Exercise brief
Could you count the lines below that include the word "this" and give only the number?

Exercise data
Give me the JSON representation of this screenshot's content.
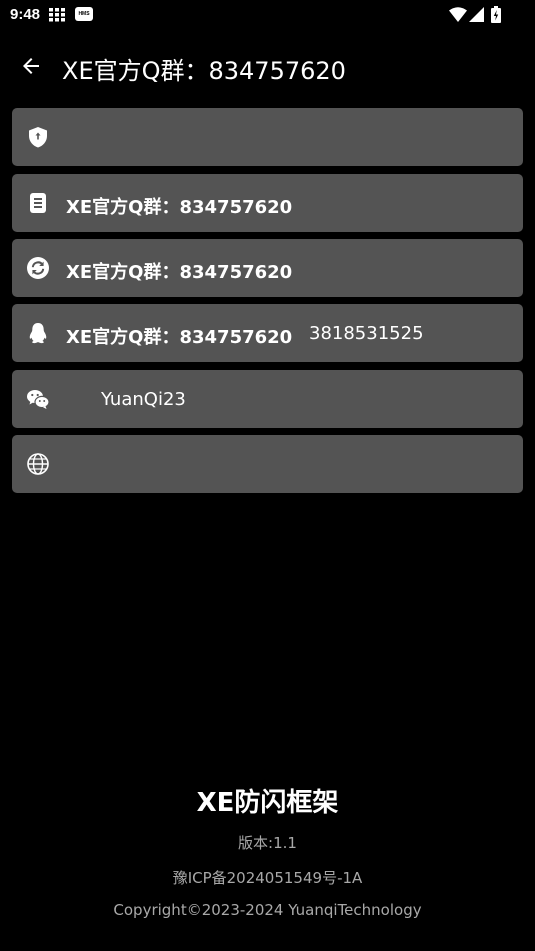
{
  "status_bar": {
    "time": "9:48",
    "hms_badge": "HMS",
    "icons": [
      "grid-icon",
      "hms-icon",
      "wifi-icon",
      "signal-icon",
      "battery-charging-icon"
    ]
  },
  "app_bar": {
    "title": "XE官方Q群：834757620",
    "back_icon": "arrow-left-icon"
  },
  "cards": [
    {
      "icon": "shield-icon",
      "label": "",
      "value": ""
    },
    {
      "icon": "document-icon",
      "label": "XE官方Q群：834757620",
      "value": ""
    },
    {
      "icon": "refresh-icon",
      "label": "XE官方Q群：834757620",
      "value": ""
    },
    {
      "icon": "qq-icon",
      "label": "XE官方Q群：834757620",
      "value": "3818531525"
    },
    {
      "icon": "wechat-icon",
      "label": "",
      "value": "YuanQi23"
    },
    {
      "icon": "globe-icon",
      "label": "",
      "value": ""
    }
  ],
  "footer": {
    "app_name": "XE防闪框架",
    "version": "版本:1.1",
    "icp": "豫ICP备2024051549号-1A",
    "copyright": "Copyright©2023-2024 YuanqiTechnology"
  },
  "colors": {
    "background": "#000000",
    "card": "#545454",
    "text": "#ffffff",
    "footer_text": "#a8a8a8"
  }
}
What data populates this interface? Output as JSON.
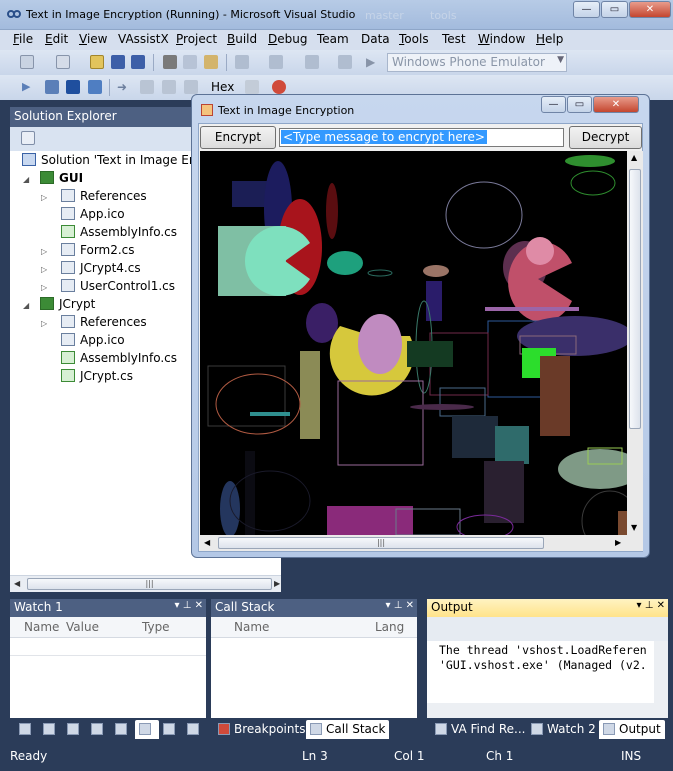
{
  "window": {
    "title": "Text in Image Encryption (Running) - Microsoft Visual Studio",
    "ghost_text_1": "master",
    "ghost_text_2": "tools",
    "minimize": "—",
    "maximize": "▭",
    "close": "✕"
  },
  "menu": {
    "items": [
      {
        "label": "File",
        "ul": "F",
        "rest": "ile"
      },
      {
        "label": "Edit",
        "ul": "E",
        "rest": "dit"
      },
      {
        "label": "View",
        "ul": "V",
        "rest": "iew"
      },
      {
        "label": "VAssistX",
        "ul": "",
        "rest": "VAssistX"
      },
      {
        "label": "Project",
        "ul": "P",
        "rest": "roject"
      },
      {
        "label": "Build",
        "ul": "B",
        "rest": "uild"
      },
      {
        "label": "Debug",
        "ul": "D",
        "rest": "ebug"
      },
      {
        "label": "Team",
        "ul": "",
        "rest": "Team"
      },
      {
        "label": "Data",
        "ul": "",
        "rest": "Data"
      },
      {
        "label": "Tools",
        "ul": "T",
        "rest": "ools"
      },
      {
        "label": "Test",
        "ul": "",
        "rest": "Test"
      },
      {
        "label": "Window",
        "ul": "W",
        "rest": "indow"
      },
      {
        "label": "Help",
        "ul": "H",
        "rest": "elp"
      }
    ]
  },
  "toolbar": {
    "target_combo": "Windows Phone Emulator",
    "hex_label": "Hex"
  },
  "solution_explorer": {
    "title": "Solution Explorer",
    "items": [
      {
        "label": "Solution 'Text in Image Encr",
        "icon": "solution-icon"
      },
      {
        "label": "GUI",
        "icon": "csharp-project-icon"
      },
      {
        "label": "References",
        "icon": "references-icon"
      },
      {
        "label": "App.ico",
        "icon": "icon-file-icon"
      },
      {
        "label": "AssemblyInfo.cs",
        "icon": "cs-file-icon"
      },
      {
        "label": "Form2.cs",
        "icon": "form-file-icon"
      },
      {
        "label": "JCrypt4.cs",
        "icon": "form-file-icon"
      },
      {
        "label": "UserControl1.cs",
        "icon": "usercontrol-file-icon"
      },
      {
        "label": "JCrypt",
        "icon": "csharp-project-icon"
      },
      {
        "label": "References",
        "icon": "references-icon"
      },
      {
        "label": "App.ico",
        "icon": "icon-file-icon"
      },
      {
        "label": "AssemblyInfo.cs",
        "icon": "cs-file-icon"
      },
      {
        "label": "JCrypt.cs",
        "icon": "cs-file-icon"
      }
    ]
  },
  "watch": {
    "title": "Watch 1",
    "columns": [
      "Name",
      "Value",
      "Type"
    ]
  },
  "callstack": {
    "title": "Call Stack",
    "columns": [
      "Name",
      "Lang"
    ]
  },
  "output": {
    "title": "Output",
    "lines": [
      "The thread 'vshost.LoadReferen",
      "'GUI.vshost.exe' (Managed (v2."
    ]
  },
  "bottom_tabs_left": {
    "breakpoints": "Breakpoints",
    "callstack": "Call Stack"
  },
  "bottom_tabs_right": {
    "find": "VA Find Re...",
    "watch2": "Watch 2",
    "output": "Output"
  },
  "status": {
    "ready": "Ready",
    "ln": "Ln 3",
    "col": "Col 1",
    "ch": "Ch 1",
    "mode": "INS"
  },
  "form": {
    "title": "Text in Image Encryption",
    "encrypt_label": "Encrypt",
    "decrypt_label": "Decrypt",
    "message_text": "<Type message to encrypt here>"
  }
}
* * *
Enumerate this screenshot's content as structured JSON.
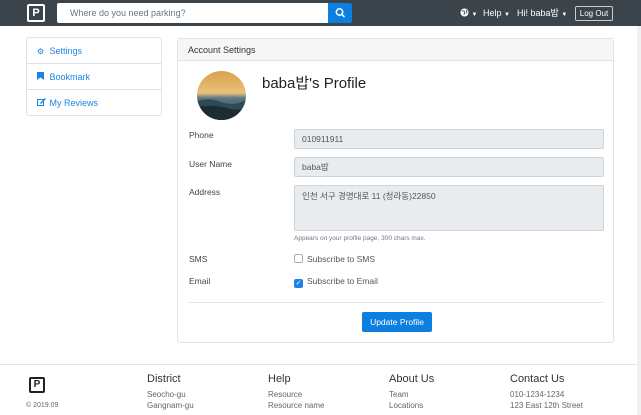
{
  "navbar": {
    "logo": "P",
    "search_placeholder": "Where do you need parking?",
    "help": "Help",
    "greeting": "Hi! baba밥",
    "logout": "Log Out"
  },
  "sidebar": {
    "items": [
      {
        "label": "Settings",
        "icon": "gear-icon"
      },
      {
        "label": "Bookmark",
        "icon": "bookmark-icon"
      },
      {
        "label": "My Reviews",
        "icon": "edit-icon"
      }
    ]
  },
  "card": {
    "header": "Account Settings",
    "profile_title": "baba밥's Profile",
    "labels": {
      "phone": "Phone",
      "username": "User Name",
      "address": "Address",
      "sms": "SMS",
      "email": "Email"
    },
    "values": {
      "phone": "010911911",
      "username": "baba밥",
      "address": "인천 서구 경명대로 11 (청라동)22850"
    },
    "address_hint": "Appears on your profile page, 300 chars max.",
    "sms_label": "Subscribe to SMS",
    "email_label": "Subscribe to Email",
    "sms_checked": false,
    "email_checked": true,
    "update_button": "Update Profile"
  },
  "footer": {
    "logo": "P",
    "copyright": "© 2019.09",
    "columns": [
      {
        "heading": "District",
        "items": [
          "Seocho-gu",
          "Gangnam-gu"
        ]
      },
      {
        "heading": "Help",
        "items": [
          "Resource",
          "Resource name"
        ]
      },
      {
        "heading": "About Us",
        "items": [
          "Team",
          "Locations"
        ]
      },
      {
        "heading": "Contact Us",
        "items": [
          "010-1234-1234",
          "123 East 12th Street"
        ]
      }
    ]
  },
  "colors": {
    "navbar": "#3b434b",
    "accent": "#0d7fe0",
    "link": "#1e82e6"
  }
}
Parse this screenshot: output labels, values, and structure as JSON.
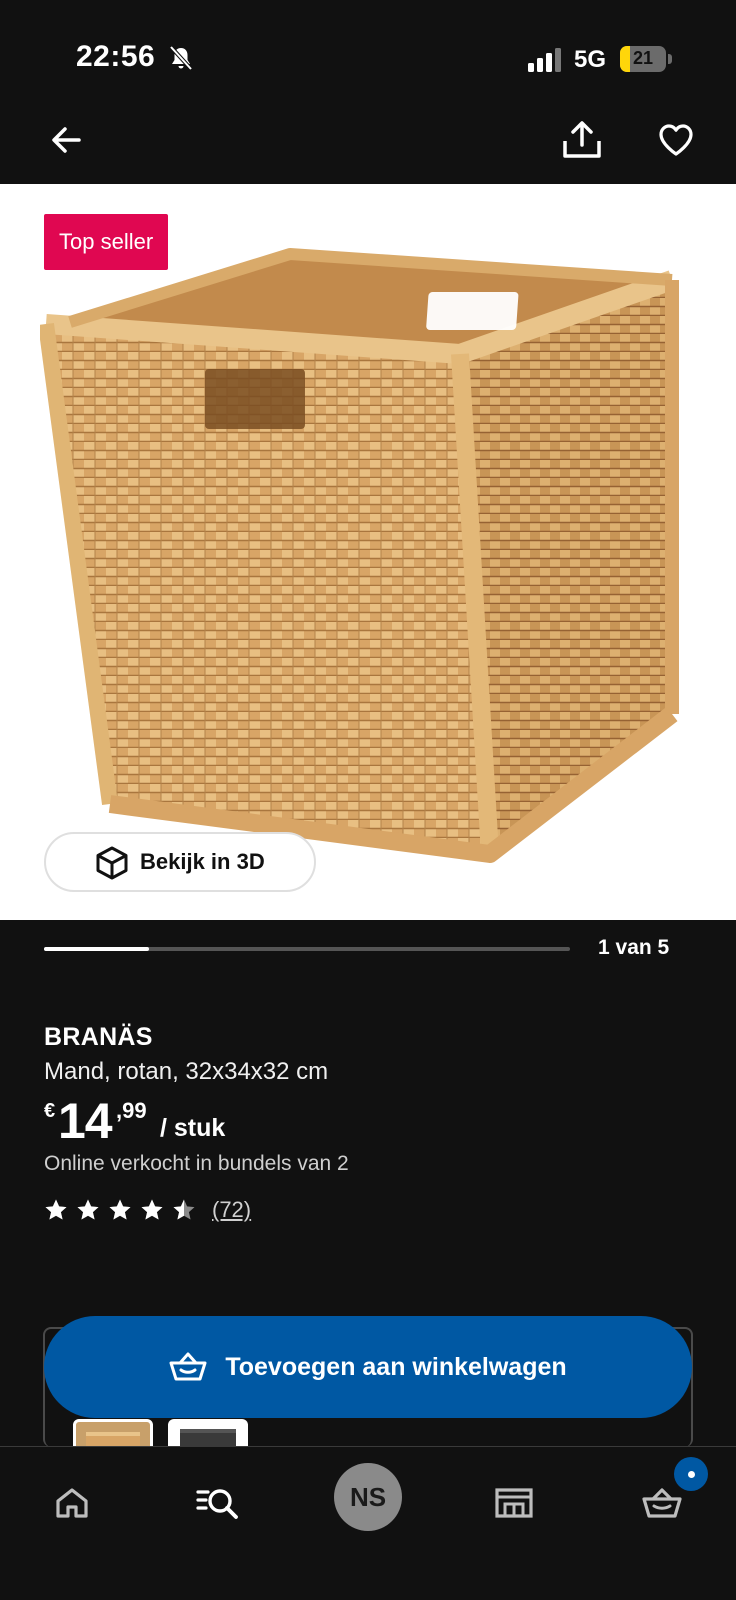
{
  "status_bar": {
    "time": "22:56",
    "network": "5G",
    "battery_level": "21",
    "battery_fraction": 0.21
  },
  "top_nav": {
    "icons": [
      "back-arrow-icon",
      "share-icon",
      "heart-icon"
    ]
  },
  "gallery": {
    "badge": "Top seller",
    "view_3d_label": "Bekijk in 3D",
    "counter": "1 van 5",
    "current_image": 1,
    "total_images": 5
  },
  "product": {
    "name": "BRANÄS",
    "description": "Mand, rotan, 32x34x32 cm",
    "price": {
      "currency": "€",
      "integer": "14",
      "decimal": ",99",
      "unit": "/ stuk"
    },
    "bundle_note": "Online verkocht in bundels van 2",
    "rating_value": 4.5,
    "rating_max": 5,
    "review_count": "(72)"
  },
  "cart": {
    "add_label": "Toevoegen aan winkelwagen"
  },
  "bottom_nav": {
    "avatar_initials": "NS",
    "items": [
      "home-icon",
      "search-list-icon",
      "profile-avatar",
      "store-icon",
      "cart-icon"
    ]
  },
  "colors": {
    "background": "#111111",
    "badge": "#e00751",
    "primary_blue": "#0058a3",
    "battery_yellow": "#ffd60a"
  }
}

Written response
4